A new climate model predicts more SNOW in the polar regions and high-altitude spots, and less in the rest of the globe, due to global warming. That’s the forecast produced by postdoctoral researcher associate Sarah Kapnick ’04 and Thomas Delworth of the Geophysical Fluid Dynamics Laboratory. In North America, the greatest percentage reductions in snowfall are predicted to occur along the coasts of the Northeast and Pacific Northwest sometime later this century. The study was published in the Journal of Climate in February. 

The percentage of working-age Americans who move between states each year has fallen from 3.5 percent in the early 1990s to 1.8 percent today. In a Federal Reserve Bank of Minneapolis working paper, co-author Greg Kaplan, an assistant professor of economics, offers two explanations for the decline in INTERSTATE ­MIGRATION: Labor markets around the United States have become more similar, so fewer workers must move to find jobs; and falling travel costs and information technology mean people can find out whether they will like living in another location without moving there first. 

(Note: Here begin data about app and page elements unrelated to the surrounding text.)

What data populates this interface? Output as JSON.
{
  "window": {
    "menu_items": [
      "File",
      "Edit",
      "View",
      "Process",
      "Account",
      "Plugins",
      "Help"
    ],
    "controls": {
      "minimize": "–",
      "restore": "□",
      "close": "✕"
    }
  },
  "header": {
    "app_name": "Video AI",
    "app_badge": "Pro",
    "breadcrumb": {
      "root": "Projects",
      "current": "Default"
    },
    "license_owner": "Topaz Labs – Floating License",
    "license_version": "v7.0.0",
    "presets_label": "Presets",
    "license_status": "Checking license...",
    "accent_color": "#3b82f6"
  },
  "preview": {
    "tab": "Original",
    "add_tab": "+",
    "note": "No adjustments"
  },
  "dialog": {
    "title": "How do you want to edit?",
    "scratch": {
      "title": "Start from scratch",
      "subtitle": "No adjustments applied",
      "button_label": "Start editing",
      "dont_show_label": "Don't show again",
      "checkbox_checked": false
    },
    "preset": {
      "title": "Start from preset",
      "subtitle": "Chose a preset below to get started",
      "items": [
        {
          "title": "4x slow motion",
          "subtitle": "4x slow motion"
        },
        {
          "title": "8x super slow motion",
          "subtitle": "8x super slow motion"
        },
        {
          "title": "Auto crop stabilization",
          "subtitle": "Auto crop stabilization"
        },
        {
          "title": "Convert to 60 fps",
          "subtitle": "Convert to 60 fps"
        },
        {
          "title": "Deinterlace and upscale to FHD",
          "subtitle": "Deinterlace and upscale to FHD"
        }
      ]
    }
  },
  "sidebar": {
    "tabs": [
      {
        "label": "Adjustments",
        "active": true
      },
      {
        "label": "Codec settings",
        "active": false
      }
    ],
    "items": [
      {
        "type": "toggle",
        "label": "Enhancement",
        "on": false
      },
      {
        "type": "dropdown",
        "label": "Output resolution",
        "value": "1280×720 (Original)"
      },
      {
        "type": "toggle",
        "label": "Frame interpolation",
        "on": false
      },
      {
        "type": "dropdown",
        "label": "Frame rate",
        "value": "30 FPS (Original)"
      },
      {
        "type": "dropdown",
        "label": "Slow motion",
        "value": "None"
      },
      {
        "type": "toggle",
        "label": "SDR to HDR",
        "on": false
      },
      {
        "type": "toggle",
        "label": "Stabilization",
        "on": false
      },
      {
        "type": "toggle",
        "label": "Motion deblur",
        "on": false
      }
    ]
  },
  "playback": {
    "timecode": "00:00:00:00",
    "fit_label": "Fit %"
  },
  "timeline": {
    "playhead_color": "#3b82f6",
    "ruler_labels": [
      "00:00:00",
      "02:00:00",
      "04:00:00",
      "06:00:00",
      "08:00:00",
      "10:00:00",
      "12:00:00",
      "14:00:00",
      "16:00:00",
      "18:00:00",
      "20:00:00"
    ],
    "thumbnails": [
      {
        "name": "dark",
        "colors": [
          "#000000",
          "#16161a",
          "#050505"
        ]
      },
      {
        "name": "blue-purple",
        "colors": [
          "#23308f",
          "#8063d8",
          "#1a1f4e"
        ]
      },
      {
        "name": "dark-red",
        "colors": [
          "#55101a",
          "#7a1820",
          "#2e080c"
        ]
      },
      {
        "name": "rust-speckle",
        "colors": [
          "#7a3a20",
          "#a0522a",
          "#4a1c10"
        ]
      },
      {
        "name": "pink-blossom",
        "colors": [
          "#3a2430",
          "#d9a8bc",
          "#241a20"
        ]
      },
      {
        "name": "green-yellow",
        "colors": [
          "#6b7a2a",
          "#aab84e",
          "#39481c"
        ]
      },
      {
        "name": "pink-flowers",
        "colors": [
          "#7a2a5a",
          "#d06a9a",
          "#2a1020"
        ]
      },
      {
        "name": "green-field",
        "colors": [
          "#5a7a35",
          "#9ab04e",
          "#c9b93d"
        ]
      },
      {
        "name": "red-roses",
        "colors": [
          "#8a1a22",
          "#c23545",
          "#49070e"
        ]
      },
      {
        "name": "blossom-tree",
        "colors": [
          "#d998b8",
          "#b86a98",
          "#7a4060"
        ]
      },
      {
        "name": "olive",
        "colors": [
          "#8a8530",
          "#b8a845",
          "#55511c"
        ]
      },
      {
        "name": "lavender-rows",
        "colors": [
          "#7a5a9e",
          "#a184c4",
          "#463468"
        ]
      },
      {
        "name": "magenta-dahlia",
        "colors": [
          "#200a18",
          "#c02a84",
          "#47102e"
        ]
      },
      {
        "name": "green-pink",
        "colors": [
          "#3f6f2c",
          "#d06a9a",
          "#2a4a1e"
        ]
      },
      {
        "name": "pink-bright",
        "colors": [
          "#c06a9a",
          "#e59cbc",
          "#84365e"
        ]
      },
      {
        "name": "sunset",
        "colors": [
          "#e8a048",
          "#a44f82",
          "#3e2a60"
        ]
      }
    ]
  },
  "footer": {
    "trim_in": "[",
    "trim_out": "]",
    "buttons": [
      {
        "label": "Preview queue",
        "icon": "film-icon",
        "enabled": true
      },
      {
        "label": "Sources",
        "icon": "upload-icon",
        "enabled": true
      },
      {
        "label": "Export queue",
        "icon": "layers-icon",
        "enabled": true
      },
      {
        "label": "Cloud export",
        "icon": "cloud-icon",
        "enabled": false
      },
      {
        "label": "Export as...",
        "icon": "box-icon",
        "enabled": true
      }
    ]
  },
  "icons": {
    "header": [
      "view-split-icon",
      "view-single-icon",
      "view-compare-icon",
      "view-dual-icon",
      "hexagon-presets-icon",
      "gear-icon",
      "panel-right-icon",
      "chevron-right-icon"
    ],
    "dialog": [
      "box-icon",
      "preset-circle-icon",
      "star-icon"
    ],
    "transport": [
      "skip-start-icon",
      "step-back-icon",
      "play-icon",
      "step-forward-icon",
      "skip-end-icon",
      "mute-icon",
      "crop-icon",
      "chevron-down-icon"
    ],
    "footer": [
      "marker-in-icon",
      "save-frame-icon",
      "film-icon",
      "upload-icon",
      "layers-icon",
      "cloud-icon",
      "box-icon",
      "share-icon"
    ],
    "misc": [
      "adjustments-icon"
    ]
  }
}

In a paper published in Nature, Karin Sigloch *08, a seismologist at Ludwig Maximilians University in Munich, Germany, and a colleague suggest an explanation for how the MOUNTAIN CHAINS from Alaska to Mexico were formed. “Arcs of islands, like those in today’s western Pacific, may have piled atop one another, sinking and forming buried slabs. Then, as North America moved westward, it scraped off the tops of these slabs, raising mountains in the process,” explains a summary.